While moving away from the prevailing model of providing domestic violence services and support in a structured shelter setting represented an initial challenge for some staff, the flexibility of Home Free’s program model and approach has proved beneficial to both families and the organization. Now better able to provide services driven by the survivor’s own plan, advocates develop a working partnership that is respectful and based on the survivors’ own desires and needs. Home Free leaders believe that allowing participants to choose how they engage with services creates a more genuine, open, and honest relationship with their advocate.
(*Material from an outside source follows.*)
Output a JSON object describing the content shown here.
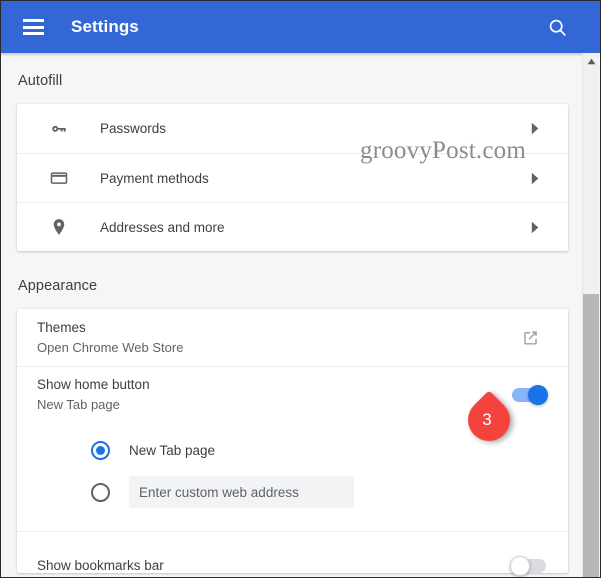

Staff members also seem to prefer the voluntary services approach, as focusing on the participant’s own goals is consistent with their mission to help survivors achieve self-determination.
Through its motel voucher program, Home Free provides emergency housing to four times as many families as was possible through its facility-based shelter, expanding the capacity of the community’s emergency housing response. Resources formerly utilized to maintain the shelter facility assisted the growth of the Housing First program. In fiscal year 2010-2011, about 96 percent of households enrolled in Housing First obtained safe housing, with 97 percent of these households remaining stably housed one year after exiting services.
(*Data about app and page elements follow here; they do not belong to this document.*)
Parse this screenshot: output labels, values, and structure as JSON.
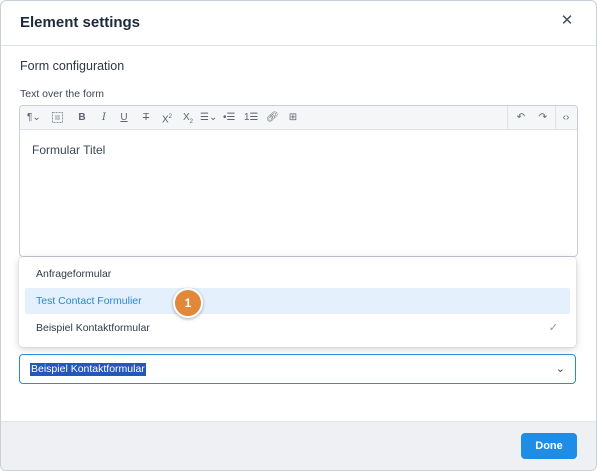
{
  "dialog": {
    "title": "Element settings",
    "close_icon": "close-icon"
  },
  "form": {
    "section_title": "Form configuration",
    "text_label": "Text over the form",
    "editor_content": "Formular Titel"
  },
  "toolbar": {
    "icons": [
      "paragraph-icon",
      "special-char-icon",
      "bold-icon",
      "italic-icon",
      "underline-icon",
      "strikethrough-icon",
      "superscript-icon",
      "subscript-icon",
      "align-icon",
      "unordered-list-icon",
      "ordered-list-icon",
      "link-icon",
      "table-icon",
      "undo-icon",
      "redo-icon",
      "code-view-icon"
    ]
  },
  "dropdown": {
    "options": [
      {
        "label": "Anfrageformular",
        "highlighted": false,
        "selected": false
      },
      {
        "label": "Test Contact Formulier",
        "highlighted": true,
        "selected": false
      },
      {
        "label": "Beispiel Kontaktformular",
        "highlighted": false,
        "selected": true
      }
    ],
    "step_badge": "1"
  },
  "select": {
    "value": "Beispiel Kontaktformular"
  },
  "footer": {
    "done_label": "Done"
  },
  "colors": {
    "accent": "#1f8de6",
    "highlight_bg": "#e4f1fd",
    "badge": "#e2883a",
    "selection_bg": "#2357b8"
  }
}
A study launched in 2007 and funded by the Centers for Disease Control and Prevention has recognized Home Free’s program as a remarkable innovation and studied the outcomes of families assisted by Home Free. The SHARE Study is a quasi-experimental, longitudinal, community-based, participatory study designed to evaluate the effectiveness, including cost-effectiveness, of Home Free. The evaluation examines the role of housing stability in preventing repeated victimization and reducing negative health outcomes of domestic violence survivors and their children. Findings indicate that families with stable housing have better outcomes on an array of measures, including severity of post-traumatic stress disorder (PTSD), depression, and quality of life. The findings also indicate that housing instability may be a stronger predictor of negative outcomes than the level of danger to which a family is subject. The study affirmed the importance of addressing housing stabilization when assisting survivors of domestic violence.
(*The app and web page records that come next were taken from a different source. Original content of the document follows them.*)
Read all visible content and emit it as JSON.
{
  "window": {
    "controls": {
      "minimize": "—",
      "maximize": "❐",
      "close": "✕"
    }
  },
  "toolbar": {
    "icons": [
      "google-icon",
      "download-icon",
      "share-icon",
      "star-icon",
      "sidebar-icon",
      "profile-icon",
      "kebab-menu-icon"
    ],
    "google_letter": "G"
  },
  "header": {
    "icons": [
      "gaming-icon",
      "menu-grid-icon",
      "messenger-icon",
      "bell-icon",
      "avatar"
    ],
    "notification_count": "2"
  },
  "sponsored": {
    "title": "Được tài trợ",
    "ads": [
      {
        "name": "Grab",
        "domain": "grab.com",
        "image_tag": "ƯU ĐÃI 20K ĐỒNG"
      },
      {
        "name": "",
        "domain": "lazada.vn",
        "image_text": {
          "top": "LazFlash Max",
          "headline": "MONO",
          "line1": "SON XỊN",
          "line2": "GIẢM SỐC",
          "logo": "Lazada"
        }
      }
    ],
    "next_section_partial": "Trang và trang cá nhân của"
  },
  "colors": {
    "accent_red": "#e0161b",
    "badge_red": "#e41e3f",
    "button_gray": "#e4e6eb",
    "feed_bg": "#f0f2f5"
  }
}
In fiscal year 2010-2011, Home Free provided emergency housing through motel vouchers and crisis assistance to 212 families and provided permanent housing and intensive, long-term advocacy services to 97 families. Over 1,000 adults, children, and teenagers received face-to-face services from advocates sited at community partners around the community or from outreach services. Nearly 2,500 survivors were assisted with filing protection orders.
Contact Info for Follow-up:
Volunteers of America:www.voaor.org. This includes a copy of the program brochure and program outcomes.
Additional information: http://www.endhomelessness.org/content/article/detail/2680
Evidence Based Practice: Rental Housing Assistance
Promising Practice: Rapid Re-Housing
Promising Practice: Homelessness Prevention